____ RECORDS FOR THE EXERCISE

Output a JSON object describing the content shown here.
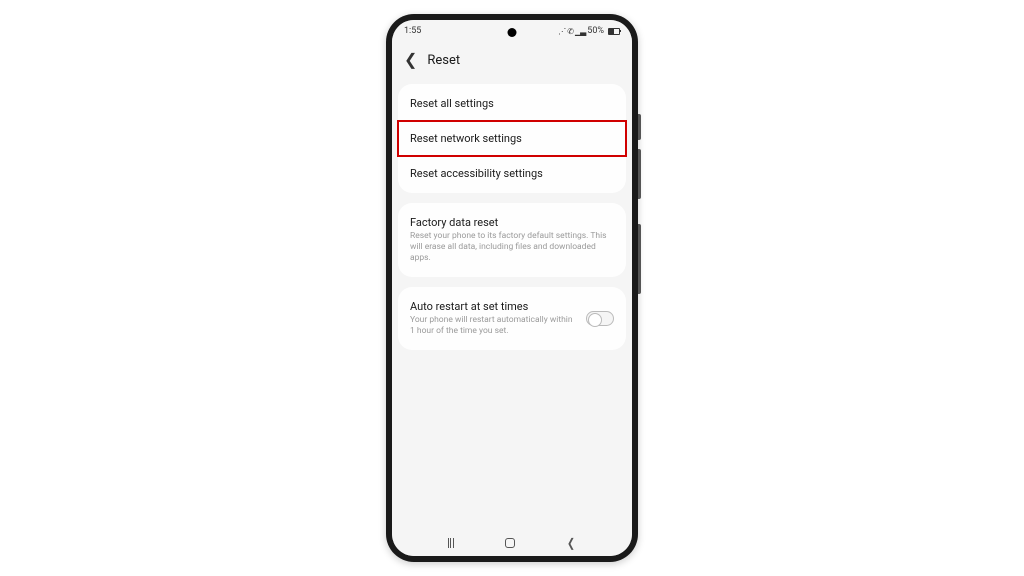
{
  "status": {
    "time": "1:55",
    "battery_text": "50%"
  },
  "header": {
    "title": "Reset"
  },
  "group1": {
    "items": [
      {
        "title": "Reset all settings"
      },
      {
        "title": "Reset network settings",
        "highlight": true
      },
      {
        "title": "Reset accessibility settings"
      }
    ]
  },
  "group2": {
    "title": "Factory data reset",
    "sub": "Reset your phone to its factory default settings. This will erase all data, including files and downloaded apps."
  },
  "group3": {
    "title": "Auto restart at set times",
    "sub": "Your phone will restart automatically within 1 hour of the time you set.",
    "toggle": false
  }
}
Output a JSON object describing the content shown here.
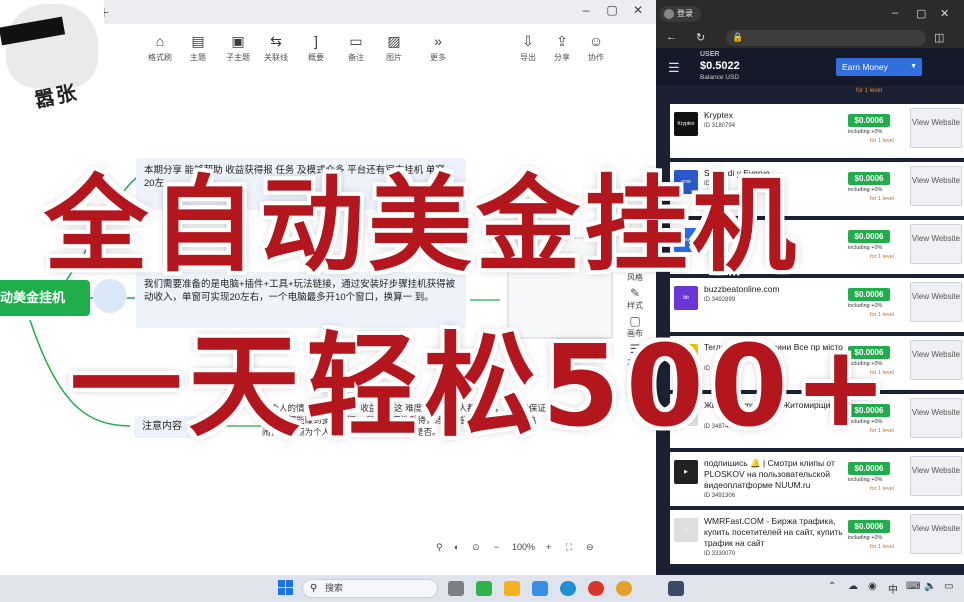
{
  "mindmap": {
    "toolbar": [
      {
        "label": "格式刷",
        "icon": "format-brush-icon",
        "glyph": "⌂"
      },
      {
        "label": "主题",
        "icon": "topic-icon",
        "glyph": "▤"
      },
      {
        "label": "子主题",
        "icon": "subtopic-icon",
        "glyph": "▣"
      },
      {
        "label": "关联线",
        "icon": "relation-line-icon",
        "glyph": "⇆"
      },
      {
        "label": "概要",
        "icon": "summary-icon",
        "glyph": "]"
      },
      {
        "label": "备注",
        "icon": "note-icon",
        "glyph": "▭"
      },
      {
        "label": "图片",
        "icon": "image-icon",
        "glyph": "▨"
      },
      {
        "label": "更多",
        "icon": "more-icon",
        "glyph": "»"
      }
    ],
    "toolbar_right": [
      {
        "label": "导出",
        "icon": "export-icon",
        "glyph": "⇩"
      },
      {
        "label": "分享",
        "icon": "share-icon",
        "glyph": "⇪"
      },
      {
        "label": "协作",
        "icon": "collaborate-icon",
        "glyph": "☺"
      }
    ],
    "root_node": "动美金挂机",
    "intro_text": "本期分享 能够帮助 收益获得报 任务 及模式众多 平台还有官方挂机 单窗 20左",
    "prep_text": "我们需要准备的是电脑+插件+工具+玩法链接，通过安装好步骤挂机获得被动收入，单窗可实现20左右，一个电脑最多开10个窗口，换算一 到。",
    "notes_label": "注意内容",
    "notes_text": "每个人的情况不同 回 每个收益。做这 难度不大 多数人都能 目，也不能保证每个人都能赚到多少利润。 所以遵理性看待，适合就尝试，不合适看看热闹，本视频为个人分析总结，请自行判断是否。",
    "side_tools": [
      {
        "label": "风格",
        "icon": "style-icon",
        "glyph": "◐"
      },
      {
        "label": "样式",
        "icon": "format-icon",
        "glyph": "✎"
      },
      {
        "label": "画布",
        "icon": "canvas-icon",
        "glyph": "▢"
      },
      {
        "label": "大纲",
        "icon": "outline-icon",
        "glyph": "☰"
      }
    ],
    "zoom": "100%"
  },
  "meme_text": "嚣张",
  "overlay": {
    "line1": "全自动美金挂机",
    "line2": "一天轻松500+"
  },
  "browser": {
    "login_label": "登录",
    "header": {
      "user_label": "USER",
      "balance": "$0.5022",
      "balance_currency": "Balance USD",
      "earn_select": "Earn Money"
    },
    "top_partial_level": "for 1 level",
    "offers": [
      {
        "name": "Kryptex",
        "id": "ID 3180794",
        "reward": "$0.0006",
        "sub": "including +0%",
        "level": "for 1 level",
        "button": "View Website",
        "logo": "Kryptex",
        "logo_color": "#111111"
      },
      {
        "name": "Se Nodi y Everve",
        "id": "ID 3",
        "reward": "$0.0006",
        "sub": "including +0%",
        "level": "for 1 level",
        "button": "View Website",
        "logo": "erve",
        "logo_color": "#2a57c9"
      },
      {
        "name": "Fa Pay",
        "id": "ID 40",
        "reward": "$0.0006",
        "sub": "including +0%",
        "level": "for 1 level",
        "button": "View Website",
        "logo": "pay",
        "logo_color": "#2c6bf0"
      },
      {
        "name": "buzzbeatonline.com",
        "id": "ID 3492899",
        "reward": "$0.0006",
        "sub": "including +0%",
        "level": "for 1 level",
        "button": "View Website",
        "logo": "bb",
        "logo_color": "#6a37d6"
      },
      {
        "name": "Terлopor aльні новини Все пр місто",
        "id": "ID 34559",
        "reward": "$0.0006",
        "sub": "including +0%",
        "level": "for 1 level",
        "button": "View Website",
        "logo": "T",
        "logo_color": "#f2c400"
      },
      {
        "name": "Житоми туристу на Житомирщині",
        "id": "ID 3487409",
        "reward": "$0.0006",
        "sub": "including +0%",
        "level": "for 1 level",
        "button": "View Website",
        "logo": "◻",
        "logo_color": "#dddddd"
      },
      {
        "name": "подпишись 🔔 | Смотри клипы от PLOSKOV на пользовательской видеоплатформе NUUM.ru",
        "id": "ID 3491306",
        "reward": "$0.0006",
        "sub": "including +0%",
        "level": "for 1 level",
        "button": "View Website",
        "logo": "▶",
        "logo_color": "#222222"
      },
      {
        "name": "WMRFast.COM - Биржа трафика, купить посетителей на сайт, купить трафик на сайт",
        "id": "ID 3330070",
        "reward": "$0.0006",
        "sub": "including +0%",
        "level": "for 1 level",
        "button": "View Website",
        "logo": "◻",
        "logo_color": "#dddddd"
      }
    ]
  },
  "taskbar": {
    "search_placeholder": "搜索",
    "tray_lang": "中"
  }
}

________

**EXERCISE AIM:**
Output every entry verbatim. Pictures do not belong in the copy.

**WRITTEN REPLY:**
Output a JSON object describing the content shown here.
{
  "status": {
    "time": "1:55",
    "battery_text": "50%"
  },
  "header": {
    "title": "Reset"
  },
  "group1": {
    "items": [
      {
        "title": "Reset all settings"
      },
      {
        "title": "Reset network settings",
        "highlight": true
      },
      {
        "title": "Reset accessibility settings"
      }
    ]
  },
  "group2": {
    "title": "Factory data reset",
    "sub": "Reset your phone to its factory default settings. This will erase all data, including files and downloaded apps."
  },
  "group3": {
    "title": "Auto restart at set times",
    "sub": "Your phone will restart automatically within 1 hour of the time you set.",
    "toggle": false
  }
}
Output a JSON object describing the content shown here.
{
  "mindmap": {
    "toolbar": [
      {
        "label": "格式刷",
        "icon": "format-brush-icon",
        "glyph": "⌂"
      },
      {
        "label": "主题",
        "icon": "topic-icon",
        "glyph": "▤"
      },
      {
        "label": "子主题",
        "icon": "subtopic-icon",
        "glyph": "▣"
      },
      {
        "label": "关联线",
        "icon": "relation-line-icon",
        "glyph": "⇆"
      },
      {
        "label": "概要",
        "icon": "summary-icon",
        "glyph": "]"
      },
      {
        "label": "备注",
        "icon": "note-icon",
        "glyph": "▭"
      },
      {
        "label": "图片",
        "icon": "image-icon",
        "glyph": "▨"
      },
      {
        "label": "更多",
        "icon": "more-icon",
        "glyph": "»"
      }
    ],
    "toolbar_right": [
      {
        "label": "导出",
        "icon": "export-icon",
        "glyph": "⇩"
      },
      {
        "label": "分享",
        "icon": "share-icon",
        "glyph": "⇪"
      },
      {
        "label": "协作",
        "icon": "collaborate-icon",
        "glyph": "☺"
      }
    ],
    "root_node": "动美金挂机",
    "intro_text": "本期分享 能够帮助 收益获得报 任务 及模式众多 平台还有官方挂机 单窗 20左",
    "prep_text": "我们需要准备的是电脑+插件+工具+玩法链接，通过安装好步骤挂机获得被动收入，单窗可实现20左右，一个电脑最多开10个窗口，换算一 到。",
    "notes_label": "注意内容",
    "notes_text": "每个人的情况不同 回 每个收益。做这 难度不大 多数人都能 目，也不能保证每个人都能赚到多少利润。 所以遵理性看待，适合就尝试，不合适看看热闹，本视频为个人分析总结，请自行判断是否。",
    "side_tools": [
      {
        "label": "风格",
        "icon": "style-icon",
        "glyph": "◐"
      },
      {
        "label": "样式",
        "icon": "format-icon",
        "glyph": "✎"
      },
      {
        "label": "画布",
        "icon": "canvas-icon",
        "glyph": "▢"
      },
      {
        "label": "大纲",
        "icon": "outline-icon",
        "glyph": "☰"
      }
    ],
    "zoom": "100%"
  },
  "meme_text": "嚣张",
  "overlay": {
    "line1": "全自动美金挂机",
    "line2": "一天轻松500+"
  },
  "browser": {
    "login_label": "登录",
    "header": {
      "user_label": "USER",
      "balance": "$0.5022",
      "balance_currency": "Balance USD",
      "earn_select": "Earn Money"
    },
    "top_partial_level": "for 1 level",
    "offers": [
      {
        "name": "Kryptex",
        "id": "ID 3180794",
        "reward": "$0.0006",
        "sub": "including +0%",
        "level": "for 1 level",
        "button": "View Website",
        "logo": "Kryptex",
        "logo_color": "#111111"
      },
      {
        "name": "Se Nodi y Everve",
        "id": "ID 3",
        "reward": "$0.0006",
        "sub": "including +0%",
        "level": "for 1 level",
        "button": "View Website",
        "logo": "erve",
        "logo_color": "#2a57c9"
      },
      {
        "name": "Fa Pay",
        "id": "ID 40",
        "reward": "$0.0006",
        "sub": "including +0%",
        "level": "for 1 level",
        "button": "View Website",
        "logo": "pay",
        "logo_color": "#2c6bf0"
      },
      {
        "name": "buzzbeatonline.com",
        "id": "ID 3492899",
        "reward": "$0.0006",
        "sub": "including +0%",
        "level": "for 1 level",
        "button": "View Website",
        "logo": "bb",
        "logo_color": "#6a37d6"
      },
      {
        "name": "Terлopor aльні новини Все пр місто",
        "id": "ID 34559",
        "reward": "$0.0006",
        "sub": "including +0%",
        "level": "for 1 level",
        "button": "View Website",
        "logo": "T",
        "logo_color": "#f2c400"
      },
      {
        "name": "Житоми туристу на Житомирщині",
        "id": "ID 3487409",
        "reward": "$0.0006",
        "sub": "including +0%",
        "level": "for 1 level",
        "button": "View Website",
        "logo": "◻",
        "logo_color": "#dddddd"
      },
      {
        "name": "подпишись 🔔 | Смотри клипы от PLOSKOV на пользовательской видеоплатформе NUUM.ru",
        "id": "ID 3491306",
        "reward": "$0.0006",
        "sub": "including +0%",
        "level": "for 1 level",
        "button": "View Website",
        "logo": "▶",
        "logo_color": "#222222"
      },
      {
        "name": "WMRFast.COM - Биржа трафика, купить посетителей на сайт, купить трафик на сайт",
        "id": "ID 3330070",
        "reward": "$0.0006",
        "sub": "including +0%",
        "level": "for 1 level",
        "button": "View Website",
        "logo": "◻",
        "logo_color": "#dddddd"
      }
    ]
  },
  "taskbar": {
    "search_placeholder": "搜索",
    "tray_lang": "中"
  }
}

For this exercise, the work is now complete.